Segment Start: Listed entries

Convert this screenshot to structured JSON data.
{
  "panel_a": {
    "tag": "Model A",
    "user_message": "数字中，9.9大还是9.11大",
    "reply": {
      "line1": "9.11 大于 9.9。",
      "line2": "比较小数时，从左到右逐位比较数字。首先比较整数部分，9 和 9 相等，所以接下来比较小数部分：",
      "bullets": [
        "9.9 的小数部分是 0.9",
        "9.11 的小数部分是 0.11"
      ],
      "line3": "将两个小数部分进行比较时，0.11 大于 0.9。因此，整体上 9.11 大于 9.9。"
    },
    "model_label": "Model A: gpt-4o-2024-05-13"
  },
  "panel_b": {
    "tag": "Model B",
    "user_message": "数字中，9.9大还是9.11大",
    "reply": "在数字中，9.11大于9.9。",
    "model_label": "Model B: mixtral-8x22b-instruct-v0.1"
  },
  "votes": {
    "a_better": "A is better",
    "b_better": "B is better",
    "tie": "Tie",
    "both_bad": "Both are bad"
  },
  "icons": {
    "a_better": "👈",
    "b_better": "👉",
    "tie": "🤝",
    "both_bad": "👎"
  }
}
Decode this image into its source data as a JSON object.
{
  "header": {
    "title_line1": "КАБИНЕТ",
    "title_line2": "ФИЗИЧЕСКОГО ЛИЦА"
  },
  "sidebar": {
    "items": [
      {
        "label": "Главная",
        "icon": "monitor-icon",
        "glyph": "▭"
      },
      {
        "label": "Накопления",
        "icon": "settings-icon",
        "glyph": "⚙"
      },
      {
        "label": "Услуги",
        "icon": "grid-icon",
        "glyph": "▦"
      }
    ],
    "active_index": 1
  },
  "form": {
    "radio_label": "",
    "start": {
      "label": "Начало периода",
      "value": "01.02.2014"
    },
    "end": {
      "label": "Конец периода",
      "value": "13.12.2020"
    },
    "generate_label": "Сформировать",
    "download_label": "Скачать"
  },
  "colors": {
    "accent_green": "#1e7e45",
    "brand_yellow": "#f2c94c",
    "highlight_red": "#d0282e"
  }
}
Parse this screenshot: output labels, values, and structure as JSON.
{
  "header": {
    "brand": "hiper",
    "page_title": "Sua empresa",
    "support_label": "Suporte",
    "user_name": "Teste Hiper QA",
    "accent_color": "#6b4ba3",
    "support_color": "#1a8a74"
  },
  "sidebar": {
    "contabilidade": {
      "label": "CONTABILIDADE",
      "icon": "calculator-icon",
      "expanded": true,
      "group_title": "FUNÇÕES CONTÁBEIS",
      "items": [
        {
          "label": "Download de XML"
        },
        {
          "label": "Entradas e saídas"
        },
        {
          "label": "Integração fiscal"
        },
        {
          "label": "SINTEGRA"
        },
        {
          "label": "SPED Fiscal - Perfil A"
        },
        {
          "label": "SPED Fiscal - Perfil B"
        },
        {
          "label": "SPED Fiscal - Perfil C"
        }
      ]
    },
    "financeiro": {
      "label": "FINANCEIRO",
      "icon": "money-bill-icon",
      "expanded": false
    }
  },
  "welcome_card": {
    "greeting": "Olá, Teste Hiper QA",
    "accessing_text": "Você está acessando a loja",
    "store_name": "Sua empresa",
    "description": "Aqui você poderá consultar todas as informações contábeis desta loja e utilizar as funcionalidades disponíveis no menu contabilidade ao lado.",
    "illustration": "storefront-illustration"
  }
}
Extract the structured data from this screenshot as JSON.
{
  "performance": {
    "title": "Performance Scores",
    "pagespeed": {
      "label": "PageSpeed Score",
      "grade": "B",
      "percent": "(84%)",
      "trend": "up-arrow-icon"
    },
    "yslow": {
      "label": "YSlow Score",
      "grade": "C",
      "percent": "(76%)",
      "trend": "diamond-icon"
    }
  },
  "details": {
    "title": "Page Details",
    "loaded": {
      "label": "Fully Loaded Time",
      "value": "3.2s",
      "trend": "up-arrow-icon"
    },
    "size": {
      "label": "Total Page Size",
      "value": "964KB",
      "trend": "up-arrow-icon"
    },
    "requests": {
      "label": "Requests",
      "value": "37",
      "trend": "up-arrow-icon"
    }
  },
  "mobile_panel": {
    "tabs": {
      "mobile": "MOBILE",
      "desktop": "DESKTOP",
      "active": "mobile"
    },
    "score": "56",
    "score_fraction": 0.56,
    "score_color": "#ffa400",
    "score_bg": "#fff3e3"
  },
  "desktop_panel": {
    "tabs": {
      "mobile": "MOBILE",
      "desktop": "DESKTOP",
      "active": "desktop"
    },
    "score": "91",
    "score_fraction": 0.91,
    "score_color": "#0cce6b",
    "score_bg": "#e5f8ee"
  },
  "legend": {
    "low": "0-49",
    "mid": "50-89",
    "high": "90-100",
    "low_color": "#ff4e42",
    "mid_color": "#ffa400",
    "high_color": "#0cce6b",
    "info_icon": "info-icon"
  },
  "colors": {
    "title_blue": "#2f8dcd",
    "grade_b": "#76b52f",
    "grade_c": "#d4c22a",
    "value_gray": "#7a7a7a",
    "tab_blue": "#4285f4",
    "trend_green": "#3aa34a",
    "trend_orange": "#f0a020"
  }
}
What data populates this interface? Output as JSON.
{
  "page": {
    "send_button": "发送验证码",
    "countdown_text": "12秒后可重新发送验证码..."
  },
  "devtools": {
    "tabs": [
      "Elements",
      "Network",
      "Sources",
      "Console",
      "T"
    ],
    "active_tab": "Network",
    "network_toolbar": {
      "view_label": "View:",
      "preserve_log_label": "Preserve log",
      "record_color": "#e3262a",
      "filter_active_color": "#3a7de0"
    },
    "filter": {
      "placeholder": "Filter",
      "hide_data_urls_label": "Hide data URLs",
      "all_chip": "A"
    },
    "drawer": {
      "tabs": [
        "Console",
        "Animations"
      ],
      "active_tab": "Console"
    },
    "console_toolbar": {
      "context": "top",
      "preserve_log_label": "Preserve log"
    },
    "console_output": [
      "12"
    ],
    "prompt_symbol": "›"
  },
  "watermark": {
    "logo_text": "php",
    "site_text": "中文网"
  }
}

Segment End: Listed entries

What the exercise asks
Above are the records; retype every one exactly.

Answer to this task
Convert this screenshot to structured JSON data.
{
  "panel_a": {
    "tag": "Model A",
    "user_message": "数字中，9.9大还是9.11大",
    "reply": {
      "line1": "9.11 大于 9.9。",
      "line2": "比较小数时，从左到右逐位比较数字。首先比较整数部分，9 和 9 相等，所以接下来比较小数部分：",
      "bullets": [
        "9.9 的小数部分是 0.9",
        "9.11 的小数部分是 0.11"
      ],
      "line3": "将两个小数部分进行比较时，0.11 大于 0.9。因此，整体上 9.11 大于 9.9。"
    },
    "model_label": "Model A: gpt-4o-2024-05-13"
  },
  "panel_b": {
    "tag": "Model B",
    "user_message": "数字中，9.9大还是9.11大",
    "reply": "在数字中，9.11大于9.9。",
    "model_label": "Model B: mixtral-8x22b-instruct-v0.1"
  },
  "votes": {
    "a_better": "A is better",
    "b_better": "B is better",
    "tie": "Tie",
    "both_bad": "Both are bad"
  },
  "icons": {
    "a_better": "👈",
    "b_better": "👉",
    "tie": "🤝",
    "both_bad": "👎"
  }
}
Decode this image into its source data as a JSON object.
{
  "header": {
    "title_line1": "КАБИНЕТ",
    "title_line2": "ФИЗИЧЕСКОГО ЛИЦА"
  },
  "sidebar": {
    "items": [
      {
        "label": "Главная",
        "icon": "monitor-icon",
        "glyph": "▭"
      },
      {
        "label": "Накопления",
        "icon": "settings-icon",
        "glyph": "⚙"
      },
      {
        "label": "Услуги",
        "icon": "grid-icon",
        "glyph": "▦"
      }
    ],
    "active_index": 1
  },
  "form": {
    "radio_label": "",
    "start": {
      "label": "Начало периода",
      "value": "01.02.2014"
    },
    "end": {
      "label": "Конец периода",
      "value": "13.12.2020"
    },
    "generate_label": "Сформировать",
    "download_label": "Скачать"
  },
  "colors": {
    "accent_green": "#1e7e45",
    "brand_yellow": "#f2c94c",
    "highlight_red": "#d0282e"
  }
}
Parse this screenshot: output labels, values, and structure as JSON.
{
  "header": {
    "brand": "hiper",
    "page_title": "Sua empresa",
    "support_label": "Suporte",
    "user_name": "Teste Hiper QA",
    "accent_color": "#6b4ba3",
    "support_color": "#1a8a74"
  },
  "sidebar": {
    "contabilidade": {
      "label": "CONTABILIDADE",
      "icon": "calculator-icon",
      "expanded": true,
      "group_title": "FUNÇÕES CONTÁBEIS",
      "items": [
        {
          "label": "Download de XML"
        },
        {
          "label": "Entradas e saídas"
        },
        {
          "label": "Integração fiscal"
        },
        {
          "label": "SINTEGRA"
        },
        {
          "label": "SPED Fiscal - Perfil A"
        },
        {
          "label": "SPED Fiscal - Perfil B"
        },
        {
          "label": "SPED Fiscal - Perfil C"
        }
      ]
    },
    "financeiro": {
      "label": "FINANCEIRO",
      "icon": "money-bill-icon",
      "expanded": false
    }
  },
  "welcome_card": {
    "greeting": "Olá, Teste Hiper QA",
    "accessing_text": "Você está acessando a loja",
    "store_name": "Sua empresa",
    "description": "Aqui você poderá consultar todas as informações contábeis desta loja e utilizar as funcionalidades disponíveis no menu contabilidade ao lado.",
    "illustration": "storefront-illustration"
  }
}
Extract the structured data from this screenshot as JSON.
{
  "performance": {
    "title": "Performance Scores",
    "pagespeed": {
      "label": "PageSpeed Score",
      "grade": "B",
      "percent": "(84%)",
      "trend": "up-arrow-icon"
    },
    "yslow": {
      "label": "YSlow Score",
      "grade": "C",
      "percent": "(76%)",
      "trend": "diamond-icon"
    }
  },
  "details": {
    "title": "Page Details",
    "loaded": {
      "label": "Fully Loaded Time",
      "value": "3.2s",
      "trend": "up-arrow-icon"
    },
    "size": {
      "label": "Total Page Size",
      "value": "964KB",
      "trend": "up-arrow-icon"
    },
    "requests": {
      "label": "Requests",
      "value": "37",
      "trend": "up-arrow-icon"
    }
  },
  "mobile_panel": {
    "tabs": {
      "mobile": "MOBILE",
      "desktop": "DESKTOP",
      "active": "mobile"
    },
    "score": "56",
    "score_fraction": 0.56,
    "score_color": "#ffa400",
    "score_bg": "#fff3e3"
  },
  "desktop_panel": {
    "tabs": {
      "mobile": "MOBILE",
      "desktop": "DESKTOP",
      "active": "desktop"
    },
    "score": "91",
    "score_fraction": 0.91,
    "score_color": "#0cce6b",
    "score_bg": "#e5f8ee"
  },
  "legend": {
    "low": "0-49",
    "mid": "50-89",
    "high": "90-100",
    "low_color": "#ff4e42",
    "mid_color": "#ffa400",
    "high_color": "#0cce6b",
    "info_icon": "info-icon"
  },
  "colors": {
    "title_blue": "#2f8dcd",
    "grade_b": "#76b52f",
    "grade_c": "#d4c22a",
    "value_gray": "#7a7a7a",
    "tab_blue": "#4285f4",
    "trend_green": "#3aa34a",
    "trend_orange": "#f0a020"
  }
}
What data populates this interface? Output as JSON.
{
  "page": {
    "send_button": "发送验证码",
    "countdown_text": "12秒后可重新发送验证码..."
  },
  "devtools": {
    "tabs": [
      "Elements",
      "Network",
      "Sources",
      "Console",
      "T"
    ],
    "active_tab": "Network",
    "network_toolbar": {
      "view_label": "View:",
      "preserve_log_label": "Preserve log",
      "record_color": "#e3262a",
      "filter_active_color": "#3a7de0"
    },
    "filter": {
      "placeholder": "Filter",
      "hide_data_urls_label": "Hide data URLs",
      "all_chip": "A"
    },
    "drawer": {
      "tabs": [
        "Console",
        "Animations"
      ],
      "active_tab": "Console"
    },
    "console_toolbar": {
      "context": "top",
      "preserve_log_label": "Preserve log"
    },
    "console_output": [
      "12"
    ],
    "prompt_symbol": "›"
  },
  "watermark": {
    "logo_text": "php",
    "site_text": "中文网"
  }
}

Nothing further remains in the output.